When the word "name" shows up in a line of the records below, copy that line.
START Task input
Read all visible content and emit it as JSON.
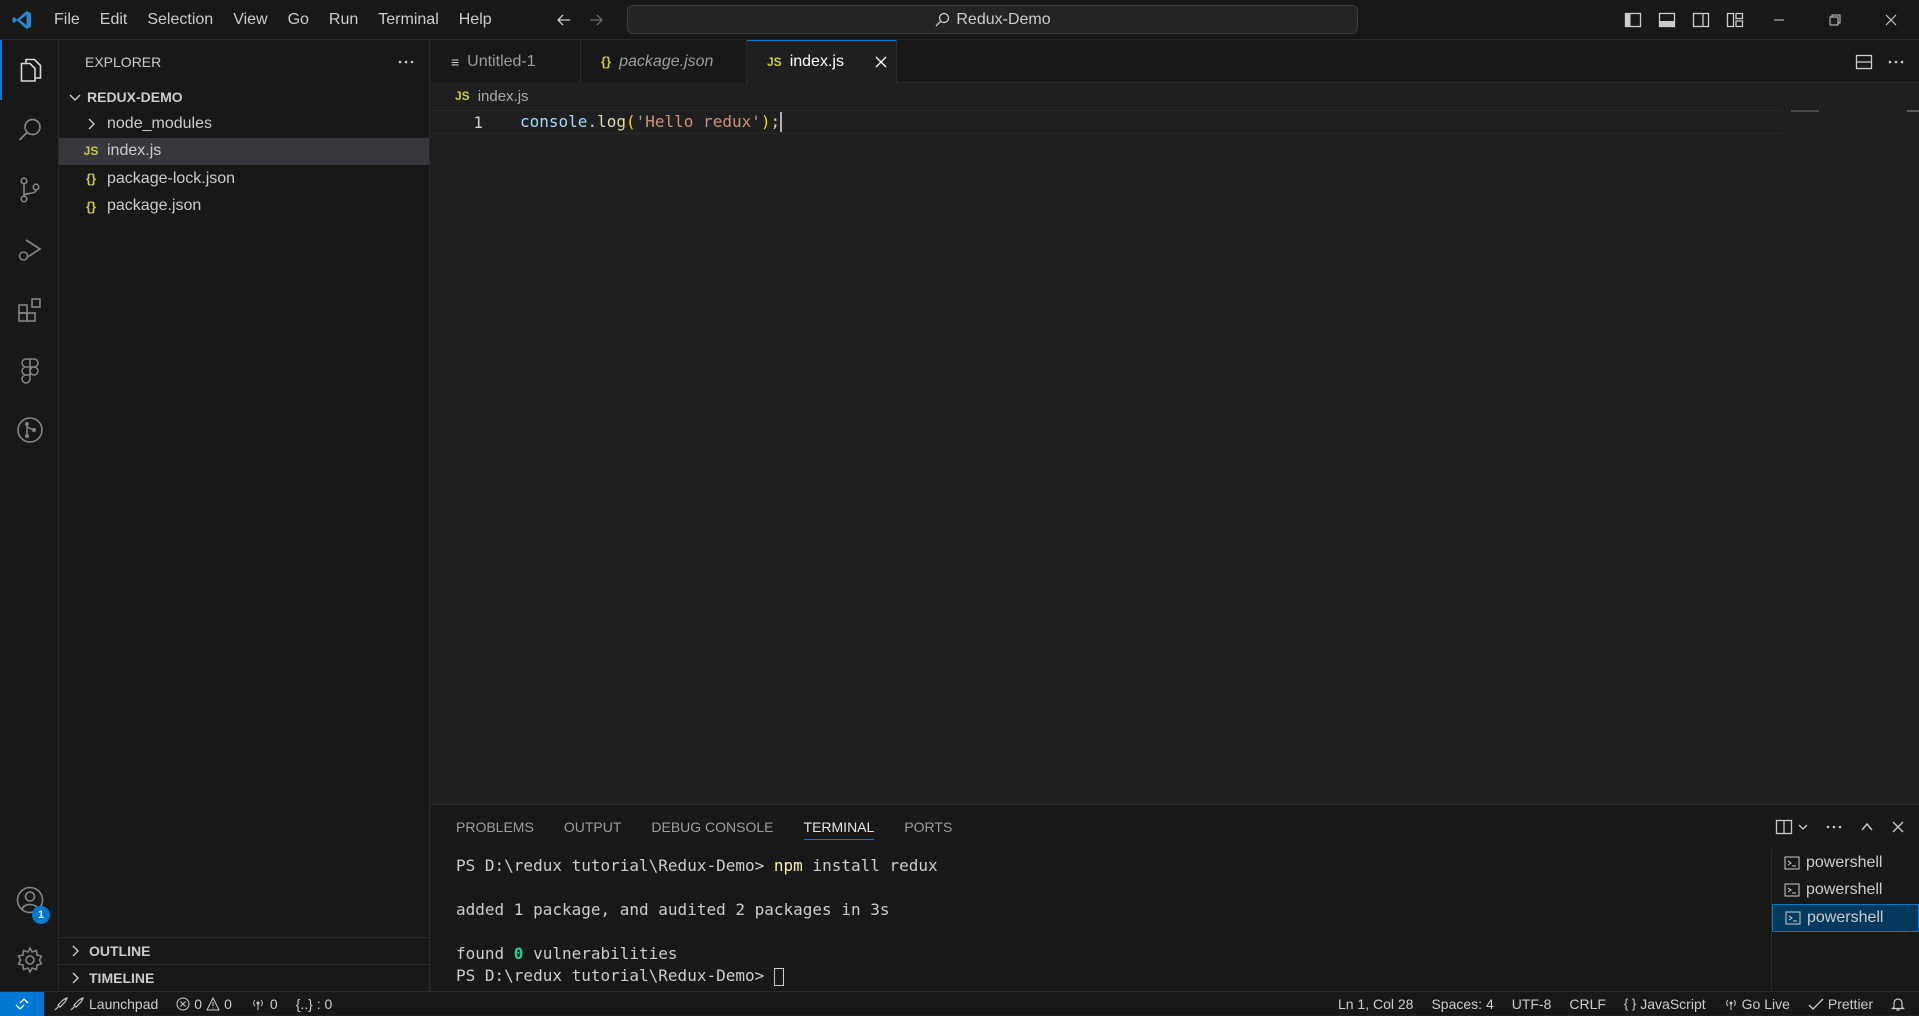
{
  "titlebar": {
    "menu": [
      "File",
      "Edit",
      "Selection",
      "View",
      "Go",
      "Run",
      "Terminal",
      "Help"
    ],
    "search_text": "Redux-Demo"
  },
  "activity": {
    "accounts_badge": "1"
  },
  "explorer": {
    "header": "EXPLORER",
    "workspace": "REDUX-DEMO",
    "items": [
      {
        "label": "node_modules",
        "icon": "chevron-right-icon"
      },
      {
        "label": "index.js",
        "icon": "JS"
      },
      {
        "label": "package-lock.json",
        "icon": "{}"
      },
      {
        "label": "package.json",
        "icon": "{}"
      }
    ],
    "outline": "OUTLINE",
    "timeline": "TIMELINE"
  },
  "editor": {
    "tabs": [
      {
        "label": "Untitled-1",
        "icon": "≡"
      },
      {
        "label": "package.json",
        "icon": "{}"
      },
      {
        "label": "index.js",
        "icon": "JS"
      }
    ],
    "breadcrumb_icon": "JS",
    "breadcrumb": "index.js",
    "line_number": "1",
    "code": {
      "obj": "console",
      "dot": ".",
      "fn": "log",
      "open": "(",
      "str": "'Hello redux'",
      "close": ")",
      "semi": ";"
    }
  },
  "panel": {
    "tabs": [
      "PROBLEMS",
      "OUTPUT",
      "DEBUG CONSOLE",
      "TERMINAL",
      "PORTS"
    ],
    "terminal": {
      "prompt": "PS D:\\redux tutorial\\Redux-Demo> ",
      "cmd": "npm",
      "args": " install redux",
      "result": "added 1 package, and audited 2 packages in 3s",
      "found_prefix": "found ",
      "found_num": "0",
      "found_suffix": " vulnerabilities"
    },
    "terminals": [
      "powershell",
      "powershell",
      "powershell"
    ]
  },
  "statusbar": {
    "launchpad": "Launchpad",
    "errors": "0",
    "warnings": "0",
    "ports": "0",
    "json": "{..} : 0",
    "position": "Ln 1, Col 28",
    "spaces": "Spaces: 4",
    "encoding": "UTF-8",
    "eol": "CRLF",
    "language": "JavaScript",
    "golive": "Go Live",
    "prettier": "Prettier"
  },
  "colors": {
    "accent": "#0078d4",
    "background": "#1f1f1f",
    "chrome": "#181818"
  }
}
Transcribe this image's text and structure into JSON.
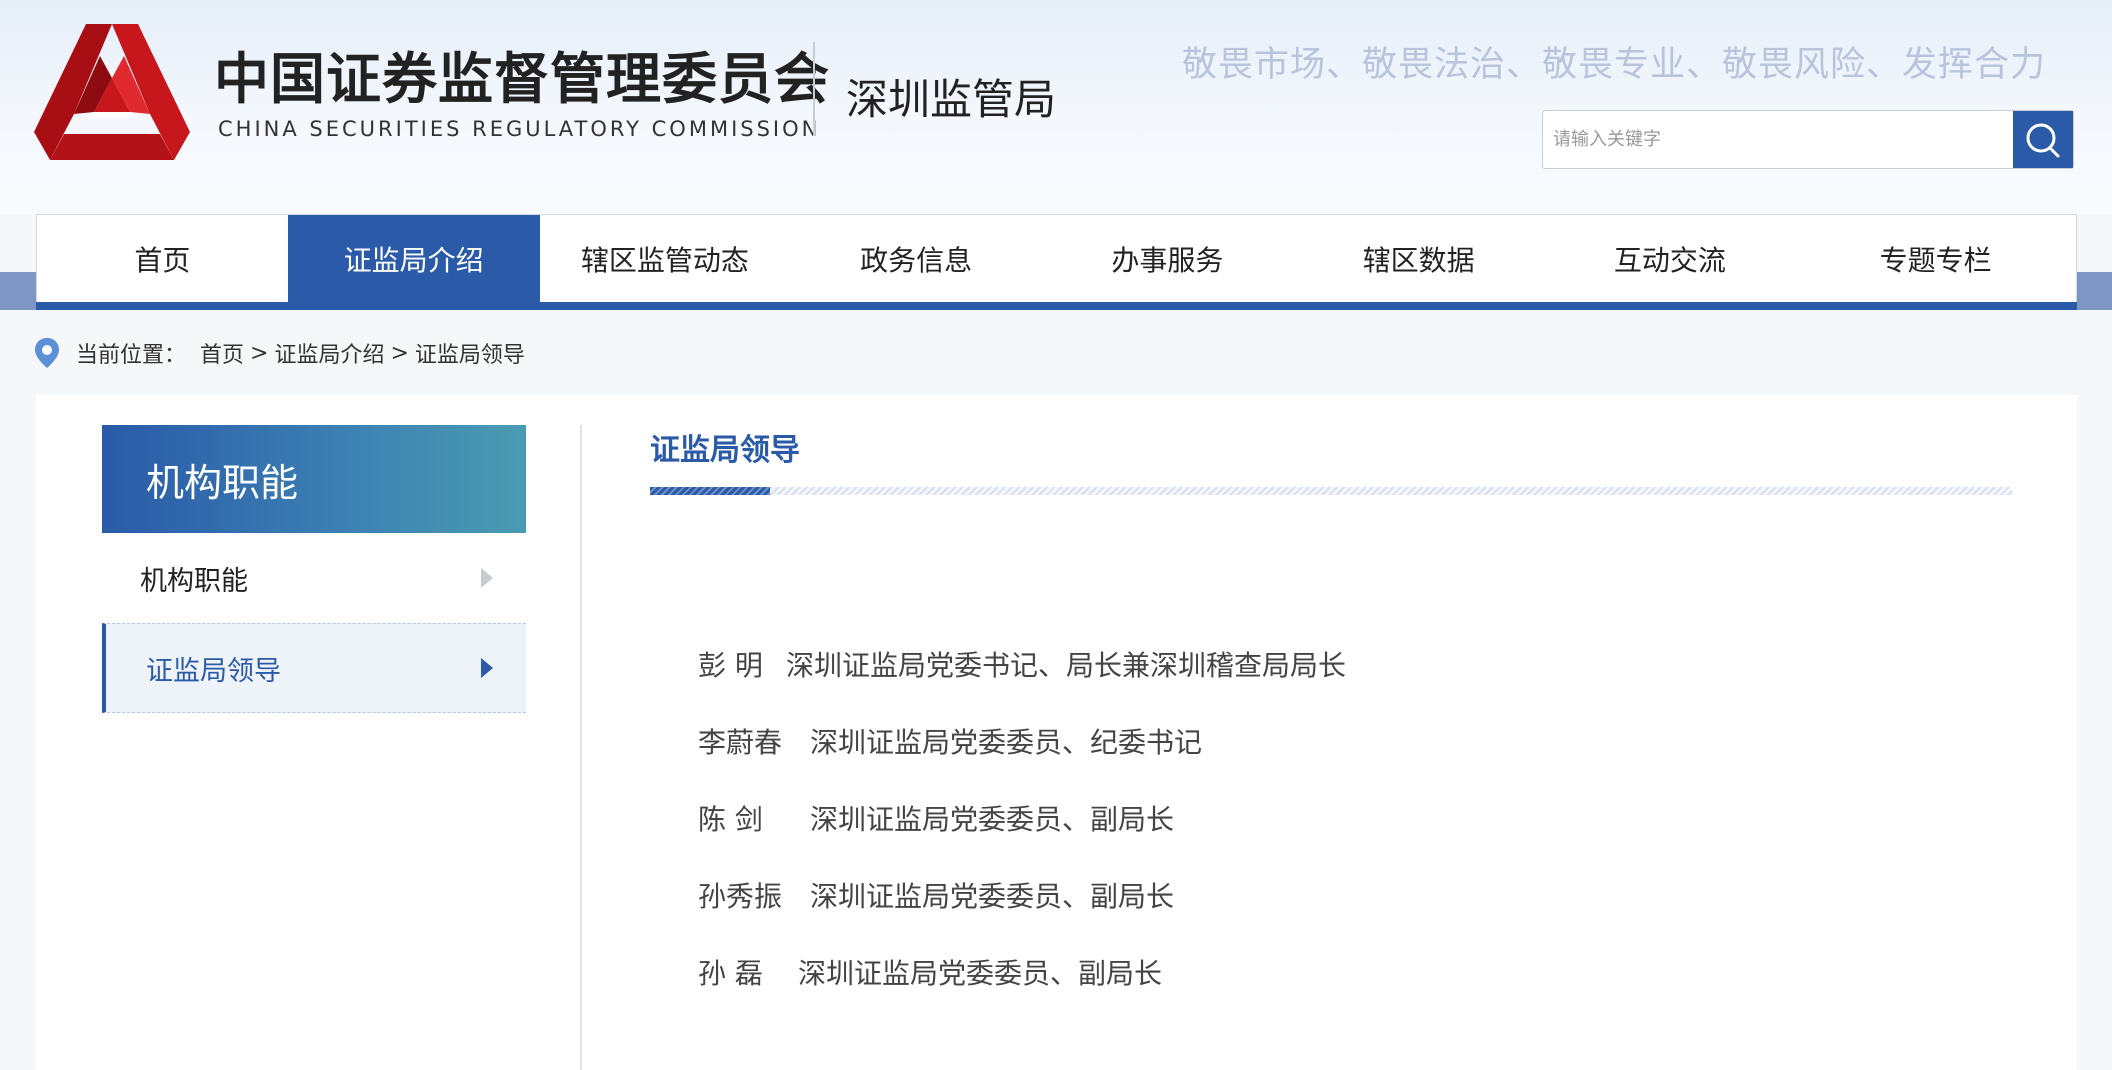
{
  "header": {
    "logo_cn": "中国证券监督管理委员会",
    "logo_en": "CHINA SECURITIES REGULATORY COMMISSION",
    "bureau": "深圳监管局",
    "slogan": "敬畏市场、敬畏法治、敬畏专业、敬畏风险、发挥合力",
    "search": {
      "placeholder": "请输入关键字",
      "value": "",
      "icon": "search-icon"
    }
  },
  "nav": {
    "items": [
      {
        "label": "首页"
      },
      {
        "label": "证监局介绍",
        "active": true
      },
      {
        "label": "辖区监管动态"
      },
      {
        "label": "政务信息"
      },
      {
        "label": "办事服务"
      },
      {
        "label": "辖区数据"
      },
      {
        "label": "互动交流"
      },
      {
        "label": "专题专栏"
      }
    ]
  },
  "breadcrumb": {
    "prefix": "当前位置：",
    "items": [
      "首页",
      "证监局介绍",
      "证监局领导"
    ],
    "separator": ">"
  },
  "sidebar": {
    "title": "机构职能",
    "items": [
      {
        "label": "机构职能",
        "active": false
      },
      {
        "label": "证监局领导",
        "active": true
      }
    ]
  },
  "content": {
    "title": "证监局领导",
    "leaders": [
      {
        "name": "彭  明",
        "position": "深圳证监局党委书记、局长兼深圳稽查局局长"
      },
      {
        "name": "李蔚春",
        "position": "深圳证监局党委委员、纪委书记"
      },
      {
        "name": "陈  剑",
        "position": "深圳证监局党委委员、副局长"
      },
      {
        "name": "孙秀振",
        "position": "深圳证监局党委委员、副局长"
      },
      {
        "name": "孙  磊",
        "position": "深圳证监局党委委员、副局长"
      }
    ]
  },
  "colors": {
    "primary": "#2a5aa8",
    "logo_red": "#c8161d",
    "slogan": "#b7c4dc"
  }
}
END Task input
#### The answer:
        "name": "彭  明",
        "name": "李蔚春",
        "name": "陈  剑",
        "name": "孙秀振",
        "name": "孙  磊",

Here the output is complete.